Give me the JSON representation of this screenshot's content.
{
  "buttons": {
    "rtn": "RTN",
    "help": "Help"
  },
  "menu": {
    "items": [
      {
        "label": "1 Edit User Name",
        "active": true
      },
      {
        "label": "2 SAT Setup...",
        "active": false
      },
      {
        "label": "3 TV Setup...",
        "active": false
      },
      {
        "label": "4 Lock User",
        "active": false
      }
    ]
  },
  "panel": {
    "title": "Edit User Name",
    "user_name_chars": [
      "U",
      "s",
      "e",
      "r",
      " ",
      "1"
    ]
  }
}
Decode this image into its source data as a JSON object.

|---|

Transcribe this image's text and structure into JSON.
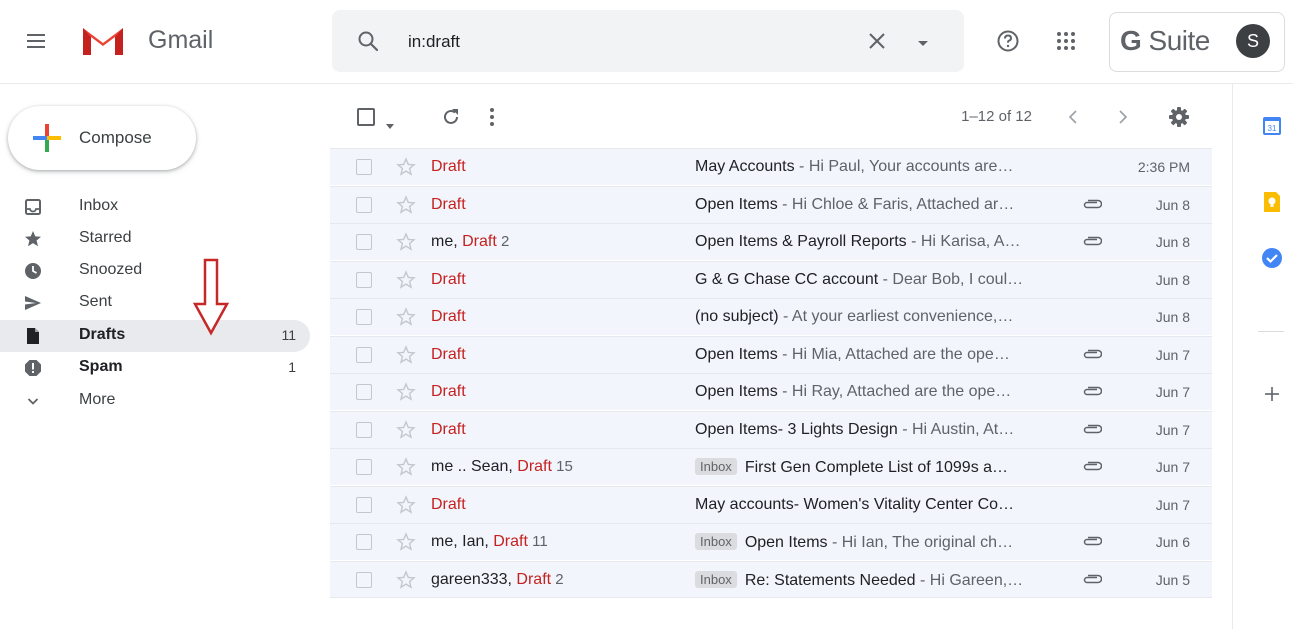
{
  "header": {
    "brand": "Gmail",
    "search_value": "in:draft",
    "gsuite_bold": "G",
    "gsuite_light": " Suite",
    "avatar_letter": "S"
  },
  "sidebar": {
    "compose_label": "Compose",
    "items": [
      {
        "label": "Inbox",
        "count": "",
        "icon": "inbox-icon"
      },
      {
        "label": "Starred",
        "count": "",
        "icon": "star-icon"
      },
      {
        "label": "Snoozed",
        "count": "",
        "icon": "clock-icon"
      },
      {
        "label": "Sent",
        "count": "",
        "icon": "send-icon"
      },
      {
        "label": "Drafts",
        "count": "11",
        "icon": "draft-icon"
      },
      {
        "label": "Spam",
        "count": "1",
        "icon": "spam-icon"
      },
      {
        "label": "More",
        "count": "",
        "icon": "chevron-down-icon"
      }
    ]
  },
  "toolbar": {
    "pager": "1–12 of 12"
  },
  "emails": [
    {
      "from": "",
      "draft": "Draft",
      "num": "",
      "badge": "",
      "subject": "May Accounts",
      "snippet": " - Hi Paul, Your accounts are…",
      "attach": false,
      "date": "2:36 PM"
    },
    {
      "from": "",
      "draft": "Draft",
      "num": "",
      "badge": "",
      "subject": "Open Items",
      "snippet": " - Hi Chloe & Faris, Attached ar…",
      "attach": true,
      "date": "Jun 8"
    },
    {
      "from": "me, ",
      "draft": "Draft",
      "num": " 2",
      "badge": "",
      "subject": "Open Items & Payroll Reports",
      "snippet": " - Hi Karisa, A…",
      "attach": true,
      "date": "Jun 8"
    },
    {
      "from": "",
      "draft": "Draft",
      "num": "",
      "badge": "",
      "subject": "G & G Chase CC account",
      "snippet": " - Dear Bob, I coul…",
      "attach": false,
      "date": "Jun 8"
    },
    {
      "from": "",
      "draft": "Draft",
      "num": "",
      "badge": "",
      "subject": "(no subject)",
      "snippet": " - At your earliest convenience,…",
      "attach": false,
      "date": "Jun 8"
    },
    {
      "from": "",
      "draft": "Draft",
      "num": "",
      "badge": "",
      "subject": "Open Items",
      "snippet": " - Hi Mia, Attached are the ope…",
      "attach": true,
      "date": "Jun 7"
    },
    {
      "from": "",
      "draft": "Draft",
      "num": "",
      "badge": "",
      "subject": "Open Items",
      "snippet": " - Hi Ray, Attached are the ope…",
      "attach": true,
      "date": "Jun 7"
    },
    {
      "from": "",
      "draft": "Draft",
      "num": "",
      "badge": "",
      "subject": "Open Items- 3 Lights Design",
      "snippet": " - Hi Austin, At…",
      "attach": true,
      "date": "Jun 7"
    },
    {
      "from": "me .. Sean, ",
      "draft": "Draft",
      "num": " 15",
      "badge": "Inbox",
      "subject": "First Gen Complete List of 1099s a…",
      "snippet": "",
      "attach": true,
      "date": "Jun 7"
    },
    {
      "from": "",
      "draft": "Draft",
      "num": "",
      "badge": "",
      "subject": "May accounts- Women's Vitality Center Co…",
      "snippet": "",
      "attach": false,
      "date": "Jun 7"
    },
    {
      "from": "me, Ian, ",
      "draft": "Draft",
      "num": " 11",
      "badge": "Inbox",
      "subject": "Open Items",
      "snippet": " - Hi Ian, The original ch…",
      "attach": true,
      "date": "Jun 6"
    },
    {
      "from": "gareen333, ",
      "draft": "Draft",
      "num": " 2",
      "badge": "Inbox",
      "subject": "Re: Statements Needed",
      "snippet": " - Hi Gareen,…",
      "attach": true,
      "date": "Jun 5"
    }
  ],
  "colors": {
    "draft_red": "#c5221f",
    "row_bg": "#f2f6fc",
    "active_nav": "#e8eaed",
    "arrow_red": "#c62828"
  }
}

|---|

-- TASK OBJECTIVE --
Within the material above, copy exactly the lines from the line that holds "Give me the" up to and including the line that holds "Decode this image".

-- EXPECTED OUTPUT --
Give me the JSON representation of this screenshot's content.
{
  "buttons": {
    "rtn": "RTN",
    "help": "Help"
  },
  "menu": {
    "items": [
      {
        "label": "1 Edit User Name",
        "active": true
      },
      {
        "label": "2 SAT Setup...",
        "active": false
      },
      {
        "label": "3 TV Setup...",
        "active": false
      },
      {
        "label": "4 Lock User",
        "active": false
      }
    ]
  },
  "panel": {
    "title": "Edit User Name",
    "user_name_chars": [
      "U",
      "s",
      "e",
      "r",
      " ",
      "1"
    ]
  }
}
Decode this image into its source data as a JSON object.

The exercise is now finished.